In theory, mashua is easier to breed than many of the other Andean roots and tubers. It has no incompatibility mechanisms, it self-pollinates easily, and most varieties flower abundantly and set lots of seed in a sufficiently long growing season. The flowers are large and easy to emasculate in order to make crosses. The only problem is that most varieties don’t begin to flower until after the autumn equinox. Generally, this means that most seed doesn’t begin to mature until mid-November. By then, we are often having light frosts and at risk of a real freeze. This means that I often lose most of the developing seed crop. Working around the problem is a challenge because mashua is a big plant and our greenhouse space is limited. I plan to build a hoop house just for mashua breeding in the future but, for now, I must make do with our outdoor plot.

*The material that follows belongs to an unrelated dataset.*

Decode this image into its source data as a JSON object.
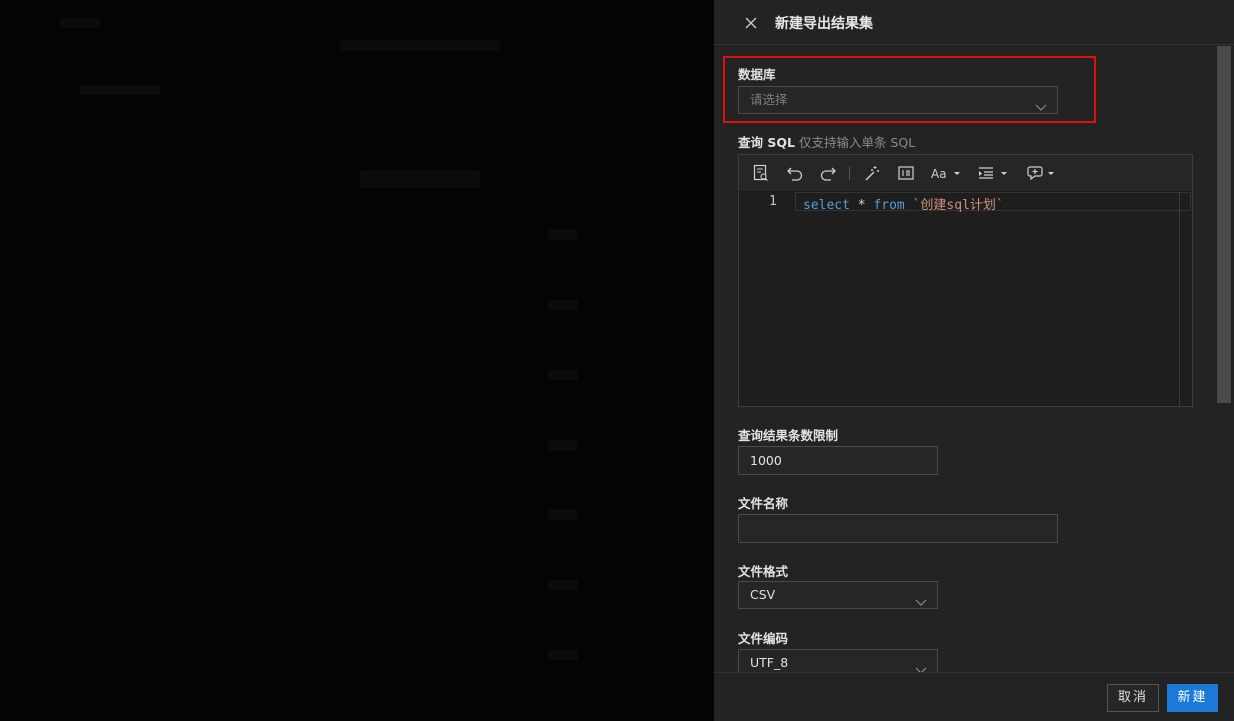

So far, I have left a large amount of developing seed on the plants each year, only harvesting those that are 8 mm or larger. There is usually a great deal of smaller seed still on the plants when frost hits. I have assumed that there is no point in harvesting this immature seed and that it is better to risk a light frost in the hope that they will survive and develop further. Last year, I decided to do an experiment and harvested all seed, in any stage of development, before the first frost was predicted. I dried the seed, weighed it, grouped it into three size classes, and sowed it. The goal here is to determine how large seed must be before it is worth harvesting.
As is so often the case, I got a useful result, but not the one that I was hoping for. I was hoping, of course, that I would see good germination from all classes of seed. That would make life a lot easier. Instead, my results mostly matched my intuition about what seeds would be viable. By far the best germination was found in the large class of seed, which were mature or nearly so at the time that they were harvested. The medium class gave less than 10% germination and it is probably safe to assume that most of that occurred in the larger seeds. The small class gave no germination at all.
|Size||Diameter Range (Fresh)||Weight Range (Dry)||Weight Mean (Dry)||Germination|
|Small||4-5 mm||8-16 g||14 g||0%|
|Medium||6-7 mm||15-34 g||21 g||9.1%|
|Large||8-10 mm||33 – 55 g||47 g||68%|
Based upon these results, I might adjust my collection strategy to harvest slightly smaller seeds, down to 7 mm, which is not insignificant because that might give me 50% more seed. Otherwise, leaving small seeds on the plants is apparently the right choice, since there is no risk of losing viable seed.
These results will also be helpful in deciding what seed sizes are marketable. Although I might collect medium size seed for my own use, I wouldn’t want to sell those seeds due to the low germination rate. I will probably set the minimum seed weight for sale at 30 grams.